WORK ORDER: For each record that follows, restate the text exactly and drop the pictures.

SOURCE RECORDS:
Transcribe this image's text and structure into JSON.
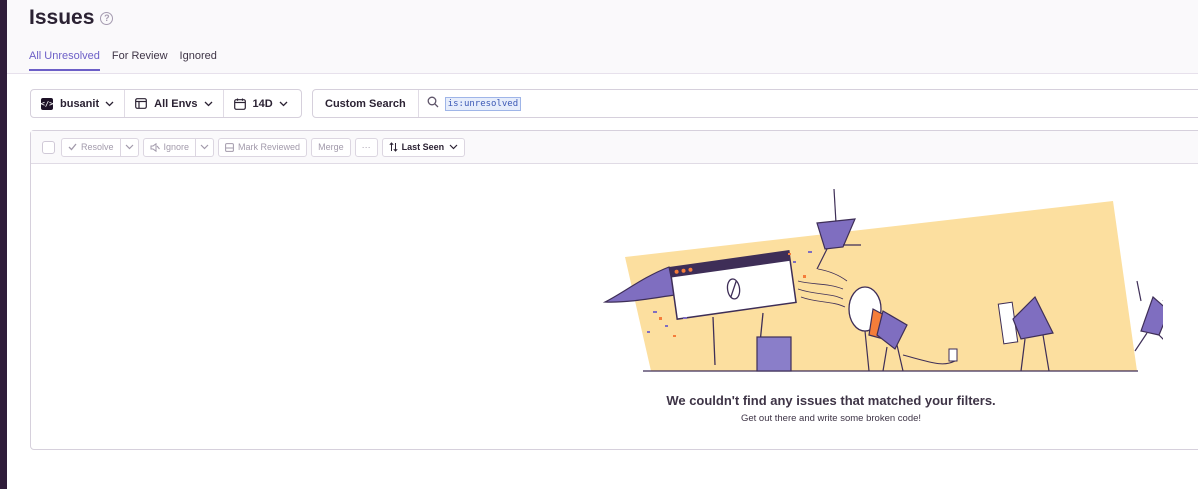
{
  "header": {
    "title": "Issues",
    "help_icon": "question-circle-icon",
    "tabs": [
      {
        "label": "All Unresolved",
        "active": true
      },
      {
        "label": "For Review",
        "active": false
      },
      {
        "label": "Ignored",
        "active": false
      }
    ]
  },
  "filters": {
    "project": "busanit",
    "environment": "All Envs",
    "period": "14D"
  },
  "search": {
    "custom_search_label": "Custom Search",
    "query": "is:unresolved"
  },
  "toolbar": {
    "resolve": "Resolve",
    "ignore": "Ignore",
    "mark_reviewed": "Mark Reviewed",
    "merge": "Merge",
    "more": "···",
    "sort": "Last Seen"
  },
  "empty_state": {
    "title": "We couldn't find any issues that matched your filters.",
    "subtitle": "Get out there and write some broken code!"
  },
  "colors": {
    "accent": "#6c5fc7",
    "illustration_bg": "#fcdf9f",
    "illustration_purple": "#7f6ec0",
    "illustration_orange": "#f57d3a"
  }
}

REPLY:
Transcribe this image's text and structure into JSON.
{
  "header": {
    "title": "Issues",
    "help_icon": "question-circle-icon",
    "tabs": [
      {
        "label": "All Unresolved",
        "active": true
      },
      {
        "label": "For Review",
        "active": false
      },
      {
        "label": "Ignored",
        "active": false
      }
    ]
  },
  "filters": {
    "project": "busanit",
    "environment": "All Envs",
    "period": "14D"
  },
  "search": {
    "custom_search_label": "Custom Search",
    "query": "is:unresolved"
  },
  "toolbar": {
    "resolve": "Resolve",
    "ignore": "Ignore",
    "mark_reviewed": "Mark Reviewed",
    "merge": "Merge",
    "more": "···",
    "sort": "Last Seen"
  },
  "empty_state": {
    "title": "We couldn't find any issues that matched your filters.",
    "subtitle": "Get out there and write some broken code!"
  },
  "colors": {
    "accent": "#6c5fc7",
    "illustration_bg": "#fcdf9f",
    "illustration_purple": "#7f6ec0",
    "illustration_orange": "#f57d3a"
  }
}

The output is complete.